Mazels all around on upgrading your phone. But before you sell, donate or give your kid that deactivated iPhone, follow these super-important steps to make sure all those photos of your dog are safe and sound and that your personal data doesn’t get into the wrong hands.

phoneupdate1

SYNC AND DO A TOTAL BACKUP

Why you should do it: Cloud users are most likely already covered, but just in case, it never hurts to do a manual backup. (God forbid you were to lose your photos, right?)

How you do it: Easy. Connect your phone via USB to your computer. Open iTunes, select your iPhone device, then click Back Up Now. This will keep a record of your contacts, your calendar, your bookmarks and more.

To save your music and photos, you’ll need to sync them separately into Photos and iTunes. (Full instructions here.) Once you have your new device, simply plug it into your machine and hit Restore.

phoneupdate2

LOG OUT, SIGN OUT AND DELETE

Why you should it: If you’re selling or giving away your old device, you don’t want any of your personal information going along with it. Logging out of your apps, Apple ID and deleting your iCloud account takes that extra precaution. It also safeguards against possible future glitches you definitely don’t have time to deal with.

How you do it: Before you do the full erase (step #3) and after you’ve backed up, simply log out of the apps with lots of personal info like Venmo, Dropbox and iTunes.

To log out of your Apple ID, open Settings, tap App and iTunes Stores, tap Apple ID and sign out.

To uncouple your phone with iCloud, open Settings, tap on iCloud, scroll to Delete Account, tap and confirm. Voilà!

phoneupdate3

DO A SECURE ERASE

Why you should do it: This is the step that reverts your old phone to its original factory settings so it feels brand-new and ready to sell…at least on the inside.
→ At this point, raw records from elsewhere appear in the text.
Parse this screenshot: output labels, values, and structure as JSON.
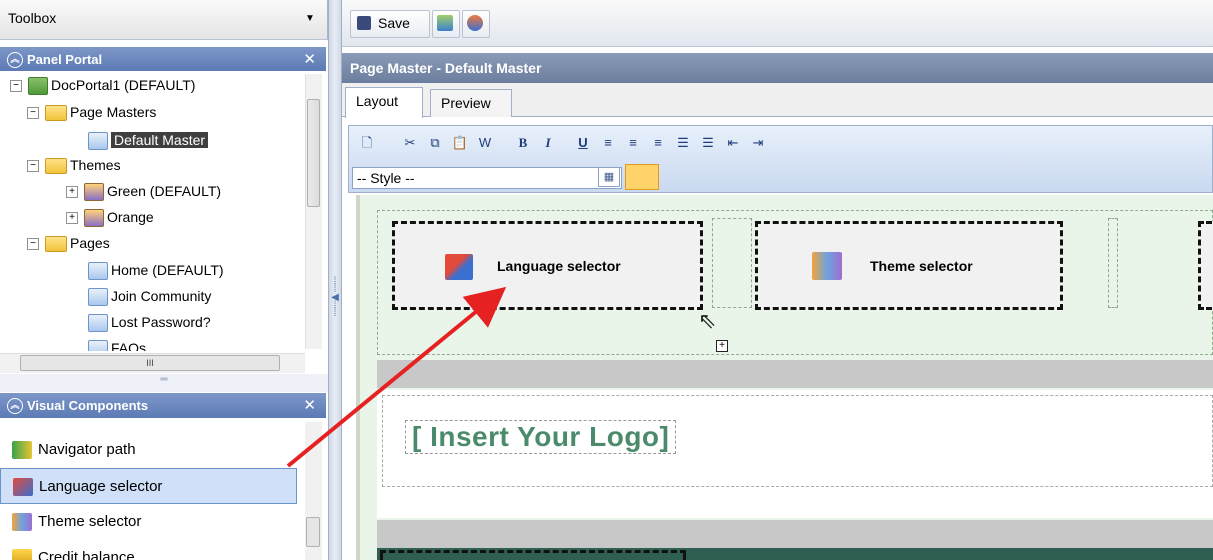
{
  "toolbox": {
    "title": "Toolbox"
  },
  "panel_portal": {
    "title": "Panel Portal"
  },
  "tree": {
    "root": "DocPortal1 (DEFAULT)",
    "page_masters": "Page Masters",
    "default_master": "Default Master",
    "themes": "Themes",
    "theme_green": "Green (DEFAULT)",
    "theme_orange": "Orange",
    "pages": "Pages",
    "page_home": "Home (DEFAULT)",
    "page_join": "Join Community",
    "page_lost": "Lost Password?",
    "page_faqs": "FAQs"
  },
  "visual_components": {
    "title": "Visual Components",
    "items": [
      "Navigator path",
      "Language selector",
      "Theme selector",
      "Credit balance"
    ]
  },
  "toolbar": {
    "save_label": "Save"
  },
  "page_master": {
    "title": "Page Master - Default Master"
  },
  "tabs": {
    "layout": "Layout",
    "preview": "Preview"
  },
  "editor": {
    "style_value": "-- Style --"
  },
  "canvas": {
    "language_selector": "Language selector",
    "theme_selector": "Theme selector",
    "logo_placeholder": "[ Insert Your Logo]"
  }
}
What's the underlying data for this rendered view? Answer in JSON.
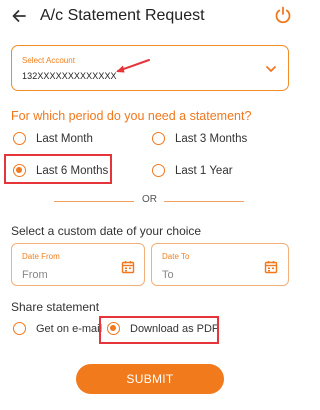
{
  "header": {
    "title": "A/c Statement Request",
    "back_icon": "arrow-left-icon",
    "power_icon": "power-icon"
  },
  "account": {
    "label": "Select Account",
    "value": "132XXXXXXXXXXXXX"
  },
  "period": {
    "question": "For which period do you need a statement?",
    "options": [
      {
        "label": "Last Month",
        "checked": false
      },
      {
        "label": "Last 3 Months",
        "checked": false
      },
      {
        "label": "Last 6 Months",
        "checked": true
      },
      {
        "label": "Last 1 Year",
        "checked": false
      }
    ]
  },
  "divider": {
    "text": "OR"
  },
  "custom": {
    "question": "Select a custom date of your choice",
    "from": {
      "label": "Date From",
      "placeholder": "From"
    },
    "to": {
      "label": "Date To",
      "placeholder": "To"
    }
  },
  "share": {
    "question": "Share statement",
    "options": [
      {
        "label": "Get on e-mail",
        "checked": false
      },
      {
        "label": "Download as PDF",
        "checked": true
      }
    ]
  },
  "submit": {
    "label": "SUBMIT"
  },
  "colors": {
    "accent": "#f0781e",
    "highlight": "#e5343a",
    "text": "#333333"
  }
}
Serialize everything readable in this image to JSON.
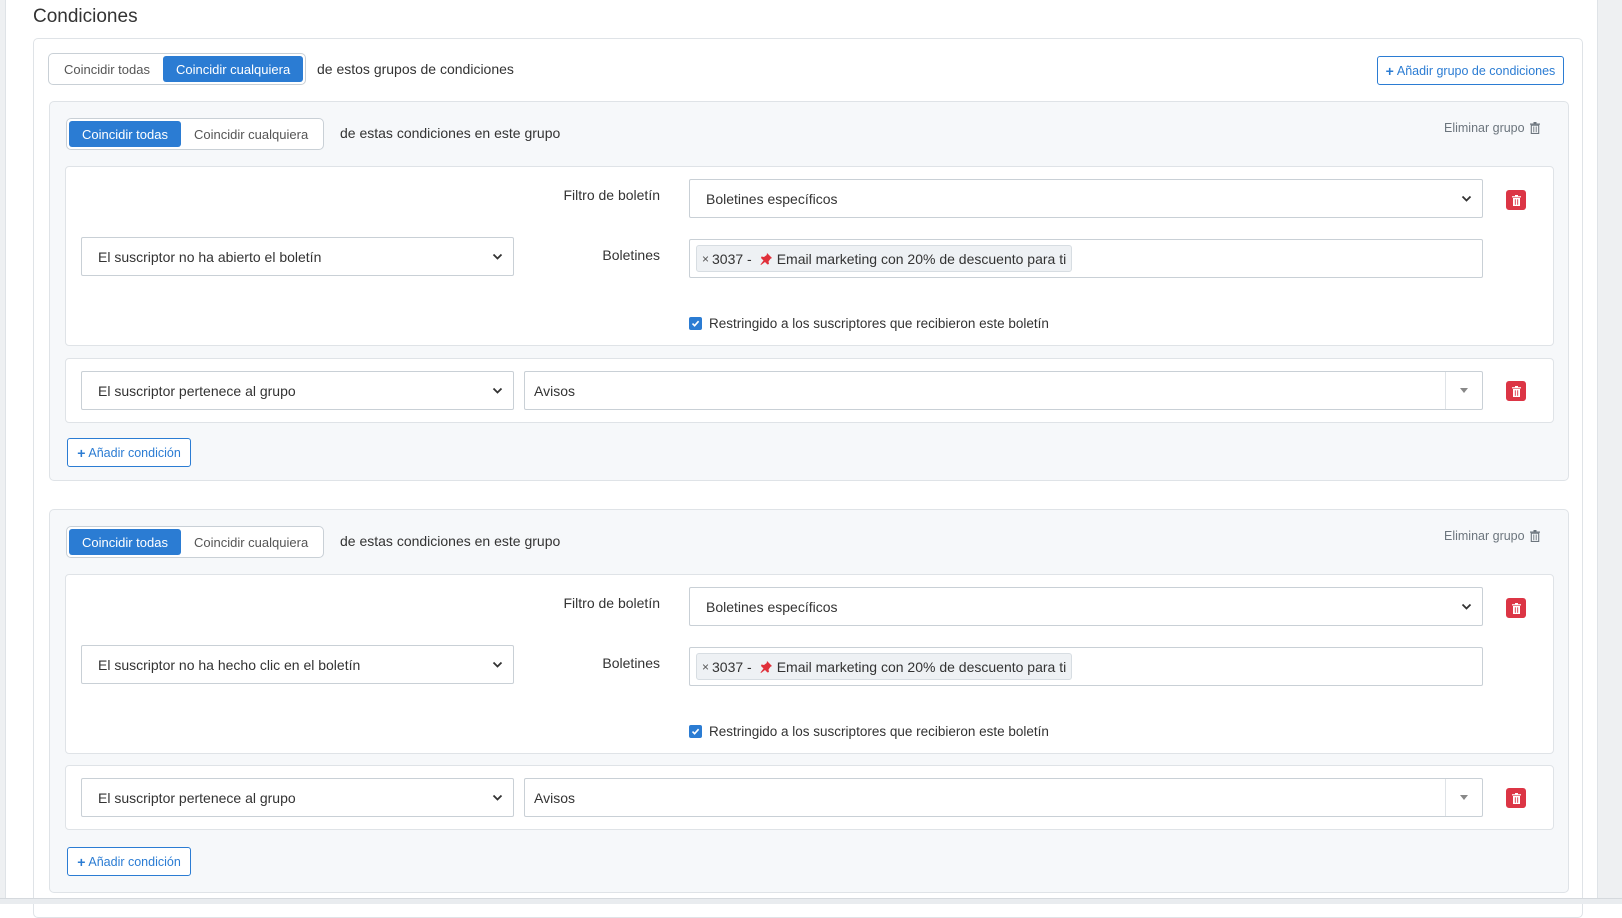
{
  "section_title": "Condiciones",
  "top": {
    "match_options": [
      "Coincidir todas",
      "Coincidir cualquiera"
    ],
    "active_index": 1,
    "description": "de estos grupos de condiciones",
    "add_group_label": "Añadir grupo de condiciones"
  },
  "groups": [
    {
      "match_options": [
        "Coincidir todas",
        "Coincidir cualquiera"
      ],
      "active_index": 0,
      "description": "de estas condiciones en este grupo",
      "remove_label": "Eliminar grupo",
      "add_condition_label": "Añadir condición",
      "conditions": [
        {
          "type": "El suscriptor no ha abierto el boletín",
          "filter_label": "Filtro de boletín",
          "filter_value": "Boletines específicos",
          "newsletters_label": "Boletines",
          "tag": {
            "remove": "×",
            "id": "3037 -",
            "title": "Email marketing con 20% de descuento para ti"
          },
          "checkbox_label": "Restringido a los suscriptores que recibieron este boletín",
          "checked": true
        },
        {
          "type": "El suscriptor pertenece al grupo",
          "value": "Avisos"
        }
      ]
    },
    {
      "match_options": [
        "Coincidir todas",
        "Coincidir cualquiera"
      ],
      "active_index": 0,
      "description": "de estas condiciones en este grupo",
      "remove_label": "Eliminar grupo",
      "add_condition_label": "Añadir condición",
      "conditions": [
        {
          "type": "El suscriptor no ha hecho clic en el boletín",
          "filter_label": "Filtro de boletín",
          "filter_value": "Boletines específicos",
          "newsletters_label": "Boletines",
          "tag": {
            "remove": "×",
            "id": "3037 -",
            "title": "Email marketing con 20% de descuento para ti"
          },
          "checkbox_label": "Restringido a los suscriptores que recibieron este boletín",
          "checked": true
        },
        {
          "type": "El suscriptor pertenece al grupo",
          "value": "Avisos"
        }
      ]
    }
  ],
  "colors": {
    "primary": "#2b7cd3",
    "danger": "#dc3545",
    "panel": "#f6f8fa",
    "border": "#dfe3e7"
  }
}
How you do it: Go into your iPhone’s settings, tap General, Reset and Erase All Content and Settings (deep breaths). After a few minutes, all the data on your phone will be wiped out. Perform this step only when you’re emotionally ready to say goodbye.

From Around The Web